> Action item
Wherever the word "data" turns up in a line of the entries, copy that line.

--- --- ---

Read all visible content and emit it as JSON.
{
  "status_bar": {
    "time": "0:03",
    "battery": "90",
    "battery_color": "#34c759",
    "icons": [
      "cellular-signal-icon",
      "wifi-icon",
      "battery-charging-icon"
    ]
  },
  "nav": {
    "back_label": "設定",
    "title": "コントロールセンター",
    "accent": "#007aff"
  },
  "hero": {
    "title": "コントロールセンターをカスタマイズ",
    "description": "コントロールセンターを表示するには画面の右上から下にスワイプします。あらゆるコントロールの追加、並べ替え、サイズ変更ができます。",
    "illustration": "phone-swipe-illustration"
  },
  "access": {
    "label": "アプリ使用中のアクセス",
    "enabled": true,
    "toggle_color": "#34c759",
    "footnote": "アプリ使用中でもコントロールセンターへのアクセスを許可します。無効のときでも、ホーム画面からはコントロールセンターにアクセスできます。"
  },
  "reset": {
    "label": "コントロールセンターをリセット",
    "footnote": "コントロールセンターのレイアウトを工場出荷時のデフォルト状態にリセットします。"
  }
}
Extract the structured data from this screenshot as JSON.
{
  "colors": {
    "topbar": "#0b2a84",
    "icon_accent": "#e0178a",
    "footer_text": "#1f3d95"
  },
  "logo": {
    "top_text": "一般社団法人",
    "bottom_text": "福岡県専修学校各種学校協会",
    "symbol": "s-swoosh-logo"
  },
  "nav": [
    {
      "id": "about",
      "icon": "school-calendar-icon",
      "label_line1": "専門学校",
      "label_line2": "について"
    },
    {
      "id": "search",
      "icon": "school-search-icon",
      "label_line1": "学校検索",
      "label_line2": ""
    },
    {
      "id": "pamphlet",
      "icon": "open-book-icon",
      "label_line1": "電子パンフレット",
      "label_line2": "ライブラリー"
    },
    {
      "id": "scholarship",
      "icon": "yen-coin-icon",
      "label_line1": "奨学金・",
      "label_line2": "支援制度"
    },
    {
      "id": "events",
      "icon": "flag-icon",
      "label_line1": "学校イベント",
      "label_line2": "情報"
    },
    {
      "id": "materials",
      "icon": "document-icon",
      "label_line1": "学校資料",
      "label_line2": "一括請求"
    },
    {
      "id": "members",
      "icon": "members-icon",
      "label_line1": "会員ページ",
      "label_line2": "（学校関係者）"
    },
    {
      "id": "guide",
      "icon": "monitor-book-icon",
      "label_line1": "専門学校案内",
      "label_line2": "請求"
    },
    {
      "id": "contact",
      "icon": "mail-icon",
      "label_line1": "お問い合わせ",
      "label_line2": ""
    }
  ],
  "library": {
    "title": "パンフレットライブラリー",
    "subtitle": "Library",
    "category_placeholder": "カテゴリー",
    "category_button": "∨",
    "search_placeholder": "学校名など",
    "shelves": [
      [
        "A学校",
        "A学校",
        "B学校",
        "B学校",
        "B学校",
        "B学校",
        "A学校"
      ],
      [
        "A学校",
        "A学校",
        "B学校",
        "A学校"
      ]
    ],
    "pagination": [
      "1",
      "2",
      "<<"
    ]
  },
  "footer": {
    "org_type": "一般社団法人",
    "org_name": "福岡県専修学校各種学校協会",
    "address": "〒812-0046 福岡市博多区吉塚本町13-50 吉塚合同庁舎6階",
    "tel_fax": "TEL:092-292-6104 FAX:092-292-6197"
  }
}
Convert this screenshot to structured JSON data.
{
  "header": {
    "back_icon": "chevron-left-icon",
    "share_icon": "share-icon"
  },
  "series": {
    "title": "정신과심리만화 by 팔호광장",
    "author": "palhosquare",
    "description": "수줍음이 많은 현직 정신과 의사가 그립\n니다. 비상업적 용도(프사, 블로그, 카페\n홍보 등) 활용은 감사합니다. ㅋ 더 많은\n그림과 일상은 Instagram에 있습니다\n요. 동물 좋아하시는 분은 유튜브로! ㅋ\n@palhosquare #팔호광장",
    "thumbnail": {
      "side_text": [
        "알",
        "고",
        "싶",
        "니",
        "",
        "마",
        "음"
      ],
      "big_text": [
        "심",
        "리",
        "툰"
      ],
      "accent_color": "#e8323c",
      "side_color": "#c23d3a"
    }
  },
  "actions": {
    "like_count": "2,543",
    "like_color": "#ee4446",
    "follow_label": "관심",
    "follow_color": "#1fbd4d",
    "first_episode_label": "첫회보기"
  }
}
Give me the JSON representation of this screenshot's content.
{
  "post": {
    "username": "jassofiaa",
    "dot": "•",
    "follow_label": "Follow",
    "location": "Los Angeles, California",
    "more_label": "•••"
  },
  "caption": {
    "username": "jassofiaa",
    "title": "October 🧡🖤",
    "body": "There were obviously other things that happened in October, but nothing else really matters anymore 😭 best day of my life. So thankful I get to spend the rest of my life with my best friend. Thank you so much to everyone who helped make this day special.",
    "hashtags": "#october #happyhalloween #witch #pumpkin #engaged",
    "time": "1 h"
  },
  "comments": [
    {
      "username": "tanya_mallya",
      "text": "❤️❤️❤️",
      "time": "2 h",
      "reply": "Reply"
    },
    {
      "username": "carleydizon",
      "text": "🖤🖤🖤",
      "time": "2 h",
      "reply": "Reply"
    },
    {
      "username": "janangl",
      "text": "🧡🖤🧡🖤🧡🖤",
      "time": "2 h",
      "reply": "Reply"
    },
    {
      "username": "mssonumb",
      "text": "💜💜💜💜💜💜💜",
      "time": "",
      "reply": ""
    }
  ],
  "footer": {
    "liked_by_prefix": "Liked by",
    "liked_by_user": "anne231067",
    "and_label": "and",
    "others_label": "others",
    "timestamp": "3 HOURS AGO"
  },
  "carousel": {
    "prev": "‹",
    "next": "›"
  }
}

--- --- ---

> Task response
Extract the structured data from this screenshot as JSON.
Convert this screenshot to structured JSON data.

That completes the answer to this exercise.